Please email the names to be added to email@example.com and should do so by January 10, 2013
The Spirit of the Lord GOD is upon me, because the LORD has anointed me to bring good news to the poor; he has sent me to bind up the brokenhearted, to proclaim liberty to the captives, and the opening of the prison to those who are bound – Isaiah 61:1
Russell Maroon Shoatz, a senior citizen (age 70) and grandfather who currently suffers from impaired vision because of cataracts, was originally imprisoned in January 1972, after years of playing a leading role in the Black freedom movement of his native Philadelphia PA. As was an endemic pattern during the 1960s and 70s, prominent community organizers doing civil and human rights work were prime targets of the FBI’s illegal Counter-Intellience Program, with special focus on Dr. Martin Luther Jr., Malcolm X, and the Black Panthers – which Shoatz was a member of. He has been held for thirty-plus years in solitary confinement. Such “prolonged” solitary confinement is a violation of the United Nations Convention Against Torture, according to UN Special Rapporteur Juan E. Mendez.
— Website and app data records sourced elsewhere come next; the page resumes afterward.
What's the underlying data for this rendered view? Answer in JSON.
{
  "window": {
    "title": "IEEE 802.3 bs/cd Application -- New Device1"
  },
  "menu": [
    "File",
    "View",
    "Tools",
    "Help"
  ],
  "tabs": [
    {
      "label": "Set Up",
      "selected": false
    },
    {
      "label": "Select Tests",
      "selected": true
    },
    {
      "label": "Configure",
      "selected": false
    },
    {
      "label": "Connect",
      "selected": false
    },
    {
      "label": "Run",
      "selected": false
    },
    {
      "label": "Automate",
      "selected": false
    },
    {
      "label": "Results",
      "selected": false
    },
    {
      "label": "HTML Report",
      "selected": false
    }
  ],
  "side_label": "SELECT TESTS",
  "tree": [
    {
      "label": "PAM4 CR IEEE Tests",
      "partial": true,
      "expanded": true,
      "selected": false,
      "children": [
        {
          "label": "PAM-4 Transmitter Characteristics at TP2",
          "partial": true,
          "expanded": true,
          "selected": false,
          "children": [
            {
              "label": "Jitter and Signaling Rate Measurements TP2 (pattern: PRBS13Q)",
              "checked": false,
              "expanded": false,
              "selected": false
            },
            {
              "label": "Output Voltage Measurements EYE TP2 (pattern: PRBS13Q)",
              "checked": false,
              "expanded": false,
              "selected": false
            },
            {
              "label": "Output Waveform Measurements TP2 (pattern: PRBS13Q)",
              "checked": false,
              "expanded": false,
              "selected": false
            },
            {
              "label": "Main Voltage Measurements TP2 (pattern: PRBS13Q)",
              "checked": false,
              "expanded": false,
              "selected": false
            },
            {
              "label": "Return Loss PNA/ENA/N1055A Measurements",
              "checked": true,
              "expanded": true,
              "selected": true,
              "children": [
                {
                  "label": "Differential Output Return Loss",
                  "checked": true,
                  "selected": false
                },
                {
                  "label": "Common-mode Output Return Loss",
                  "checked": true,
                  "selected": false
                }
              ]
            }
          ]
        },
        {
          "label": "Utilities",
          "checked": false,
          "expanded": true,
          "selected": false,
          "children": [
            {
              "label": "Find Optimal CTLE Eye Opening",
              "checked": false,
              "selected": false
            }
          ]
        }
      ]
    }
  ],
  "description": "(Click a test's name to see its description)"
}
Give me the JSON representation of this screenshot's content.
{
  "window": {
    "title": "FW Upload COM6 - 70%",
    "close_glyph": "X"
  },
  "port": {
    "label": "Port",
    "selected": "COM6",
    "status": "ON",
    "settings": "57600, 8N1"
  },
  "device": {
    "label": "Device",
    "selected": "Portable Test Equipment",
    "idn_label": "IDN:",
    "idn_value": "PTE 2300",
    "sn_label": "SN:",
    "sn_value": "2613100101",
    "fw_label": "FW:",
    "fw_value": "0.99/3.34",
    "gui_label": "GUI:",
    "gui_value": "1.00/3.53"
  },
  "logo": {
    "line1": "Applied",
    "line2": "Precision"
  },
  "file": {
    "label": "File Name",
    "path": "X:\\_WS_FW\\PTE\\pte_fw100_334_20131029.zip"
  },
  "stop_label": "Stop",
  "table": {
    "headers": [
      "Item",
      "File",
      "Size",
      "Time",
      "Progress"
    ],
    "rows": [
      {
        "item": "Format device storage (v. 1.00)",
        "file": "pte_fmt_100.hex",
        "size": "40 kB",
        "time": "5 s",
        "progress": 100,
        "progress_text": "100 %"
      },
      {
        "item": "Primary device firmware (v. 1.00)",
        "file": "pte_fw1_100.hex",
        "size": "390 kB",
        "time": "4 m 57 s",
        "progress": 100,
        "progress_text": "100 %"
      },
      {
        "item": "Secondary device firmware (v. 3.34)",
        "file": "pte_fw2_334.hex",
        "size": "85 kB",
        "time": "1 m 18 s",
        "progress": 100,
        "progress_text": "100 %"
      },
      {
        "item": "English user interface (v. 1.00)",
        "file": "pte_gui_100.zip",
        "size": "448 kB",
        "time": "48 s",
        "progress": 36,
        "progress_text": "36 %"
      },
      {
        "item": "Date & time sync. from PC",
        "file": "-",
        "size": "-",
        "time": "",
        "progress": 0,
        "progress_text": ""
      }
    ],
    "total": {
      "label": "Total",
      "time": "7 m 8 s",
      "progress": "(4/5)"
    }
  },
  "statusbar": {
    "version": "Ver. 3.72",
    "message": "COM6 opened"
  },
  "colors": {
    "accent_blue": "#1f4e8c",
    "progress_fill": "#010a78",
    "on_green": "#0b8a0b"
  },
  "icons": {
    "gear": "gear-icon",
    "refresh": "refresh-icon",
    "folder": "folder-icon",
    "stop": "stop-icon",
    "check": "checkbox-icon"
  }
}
In April and May 2013, in the wake of Maroon’s transfer to a different prison, many concerned activists called and wrote letters to the Pennsylvania Department of Corrections (PA DOC) on his behalf. They received replies suggesting that his transfer to the general prison population was in process. In August, however, Shoatz was transferred once again to a third facility, with no change in the conditions of his confinement.
To mark the date of Maroon’s 70th birthday on August 23, 2013, three Nobel laureates – Archbishop Desmond Tutu of South Africa, President Jose Ramos-Horta of East Timor, and Mairead Corrigan Maguire of Northern Ireland – sent a letter to PA DOC Secretary John Wetzel that read, in part: “We affirm, in the strongest possible humanitarian terms, that now is the time for the immediate and unconditional release from solitary confinement and restricted housing of Russell Maroon Shoatz. After decades of solitary confinement – including the past 22 consecutive years – there is no reason for further delay. Continued confinement in 23-hour-a-day isolation is nothing short of torture.”
We, religious and other community leaders, join these three distinguished voices, along with a host of others, calling on the Pennsylvania Department of Corrections to release Russell Maroon Shoatz into the general prison population. The time has long since passed. It would be an appropriate step to mark that time of year when we should all attempt, once again, to remind ourselves of our humanity.